**WORK TO COMPLETE:**
Going line by line through the listing below, count each line that includes the word "JSON", and reply with the count only.

**DATA FOR THIS EXERCISE:**
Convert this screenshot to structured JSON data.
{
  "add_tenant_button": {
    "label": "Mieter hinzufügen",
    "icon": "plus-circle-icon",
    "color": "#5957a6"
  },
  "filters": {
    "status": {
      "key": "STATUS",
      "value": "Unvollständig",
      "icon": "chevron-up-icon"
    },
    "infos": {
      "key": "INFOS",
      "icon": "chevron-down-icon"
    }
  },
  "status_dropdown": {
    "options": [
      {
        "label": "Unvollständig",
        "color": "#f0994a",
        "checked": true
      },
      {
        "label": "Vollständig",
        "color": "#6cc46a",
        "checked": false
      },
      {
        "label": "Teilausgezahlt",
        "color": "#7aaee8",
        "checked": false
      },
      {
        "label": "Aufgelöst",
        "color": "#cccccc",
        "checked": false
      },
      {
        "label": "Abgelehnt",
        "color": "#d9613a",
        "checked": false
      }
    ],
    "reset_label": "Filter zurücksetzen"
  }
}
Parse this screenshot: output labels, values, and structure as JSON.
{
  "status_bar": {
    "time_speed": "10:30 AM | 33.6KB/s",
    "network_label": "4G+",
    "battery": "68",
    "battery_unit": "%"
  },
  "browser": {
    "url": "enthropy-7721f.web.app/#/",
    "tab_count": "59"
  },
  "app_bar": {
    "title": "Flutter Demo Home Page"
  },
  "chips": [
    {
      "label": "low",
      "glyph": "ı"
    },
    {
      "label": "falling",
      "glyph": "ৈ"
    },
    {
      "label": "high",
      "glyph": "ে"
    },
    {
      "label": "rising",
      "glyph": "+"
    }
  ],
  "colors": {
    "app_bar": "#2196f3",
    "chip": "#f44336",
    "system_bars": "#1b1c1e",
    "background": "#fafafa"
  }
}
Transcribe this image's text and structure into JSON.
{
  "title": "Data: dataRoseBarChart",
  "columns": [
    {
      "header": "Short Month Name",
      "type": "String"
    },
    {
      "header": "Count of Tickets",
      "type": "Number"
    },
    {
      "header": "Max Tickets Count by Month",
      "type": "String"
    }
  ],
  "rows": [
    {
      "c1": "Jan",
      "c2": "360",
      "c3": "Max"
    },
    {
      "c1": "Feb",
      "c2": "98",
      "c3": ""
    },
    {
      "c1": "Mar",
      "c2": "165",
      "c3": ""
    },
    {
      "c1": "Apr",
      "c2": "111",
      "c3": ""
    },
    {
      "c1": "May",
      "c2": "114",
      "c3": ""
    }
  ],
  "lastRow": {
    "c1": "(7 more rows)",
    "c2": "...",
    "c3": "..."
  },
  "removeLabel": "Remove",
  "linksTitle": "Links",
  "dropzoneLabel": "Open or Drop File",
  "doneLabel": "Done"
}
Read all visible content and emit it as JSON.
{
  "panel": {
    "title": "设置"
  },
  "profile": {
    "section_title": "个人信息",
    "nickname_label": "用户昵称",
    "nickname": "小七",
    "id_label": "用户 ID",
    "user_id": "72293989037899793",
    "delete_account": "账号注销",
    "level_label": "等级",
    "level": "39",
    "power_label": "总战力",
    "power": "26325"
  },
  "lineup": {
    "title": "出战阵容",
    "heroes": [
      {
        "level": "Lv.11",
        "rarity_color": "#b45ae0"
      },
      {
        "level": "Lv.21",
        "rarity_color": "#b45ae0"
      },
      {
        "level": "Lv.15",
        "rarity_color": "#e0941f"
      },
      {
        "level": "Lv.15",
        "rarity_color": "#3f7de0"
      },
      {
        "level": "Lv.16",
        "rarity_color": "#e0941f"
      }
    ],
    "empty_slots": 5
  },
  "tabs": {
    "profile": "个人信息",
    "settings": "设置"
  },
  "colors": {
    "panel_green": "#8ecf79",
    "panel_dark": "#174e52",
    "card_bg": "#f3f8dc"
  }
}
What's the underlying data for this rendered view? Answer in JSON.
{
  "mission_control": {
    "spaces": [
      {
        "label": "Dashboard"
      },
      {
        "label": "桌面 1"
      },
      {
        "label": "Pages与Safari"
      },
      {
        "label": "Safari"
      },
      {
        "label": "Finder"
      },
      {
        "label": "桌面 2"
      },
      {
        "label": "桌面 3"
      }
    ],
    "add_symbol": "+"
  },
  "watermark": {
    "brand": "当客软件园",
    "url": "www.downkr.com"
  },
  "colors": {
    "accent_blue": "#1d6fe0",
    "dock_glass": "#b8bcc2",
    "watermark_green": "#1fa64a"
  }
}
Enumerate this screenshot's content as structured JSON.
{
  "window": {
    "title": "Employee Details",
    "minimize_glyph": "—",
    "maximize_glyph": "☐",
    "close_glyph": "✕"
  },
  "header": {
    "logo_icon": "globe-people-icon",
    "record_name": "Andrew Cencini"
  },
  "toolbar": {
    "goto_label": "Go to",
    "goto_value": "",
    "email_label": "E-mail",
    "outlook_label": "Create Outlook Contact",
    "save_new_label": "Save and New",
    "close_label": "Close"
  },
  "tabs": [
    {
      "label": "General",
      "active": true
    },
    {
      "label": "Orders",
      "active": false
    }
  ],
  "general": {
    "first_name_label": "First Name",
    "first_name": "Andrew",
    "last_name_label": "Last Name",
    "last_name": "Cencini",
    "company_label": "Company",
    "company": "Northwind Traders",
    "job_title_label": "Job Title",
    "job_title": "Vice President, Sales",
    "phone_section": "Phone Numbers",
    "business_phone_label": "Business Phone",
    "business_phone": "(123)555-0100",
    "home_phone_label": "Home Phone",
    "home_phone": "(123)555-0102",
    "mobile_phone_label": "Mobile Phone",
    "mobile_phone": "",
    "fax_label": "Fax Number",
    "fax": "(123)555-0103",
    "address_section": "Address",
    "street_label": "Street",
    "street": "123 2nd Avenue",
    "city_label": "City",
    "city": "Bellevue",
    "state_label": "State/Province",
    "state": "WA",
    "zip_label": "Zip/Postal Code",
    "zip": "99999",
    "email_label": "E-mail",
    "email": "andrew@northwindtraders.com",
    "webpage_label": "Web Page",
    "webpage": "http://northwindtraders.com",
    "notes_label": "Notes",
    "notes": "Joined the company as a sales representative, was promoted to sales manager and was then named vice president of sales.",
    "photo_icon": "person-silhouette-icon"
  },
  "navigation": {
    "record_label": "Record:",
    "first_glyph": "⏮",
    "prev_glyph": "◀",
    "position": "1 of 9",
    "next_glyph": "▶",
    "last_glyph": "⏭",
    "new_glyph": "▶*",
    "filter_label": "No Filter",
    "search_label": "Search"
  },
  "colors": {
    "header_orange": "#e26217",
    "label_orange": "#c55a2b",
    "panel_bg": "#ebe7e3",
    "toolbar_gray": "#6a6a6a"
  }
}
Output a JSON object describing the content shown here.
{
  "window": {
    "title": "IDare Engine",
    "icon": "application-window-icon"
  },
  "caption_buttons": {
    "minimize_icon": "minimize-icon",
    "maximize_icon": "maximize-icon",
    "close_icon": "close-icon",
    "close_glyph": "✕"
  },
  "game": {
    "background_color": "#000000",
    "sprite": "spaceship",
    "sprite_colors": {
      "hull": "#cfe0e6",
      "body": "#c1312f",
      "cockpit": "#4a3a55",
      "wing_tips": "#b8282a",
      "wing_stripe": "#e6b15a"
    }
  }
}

**ANSWER SECTION:**
7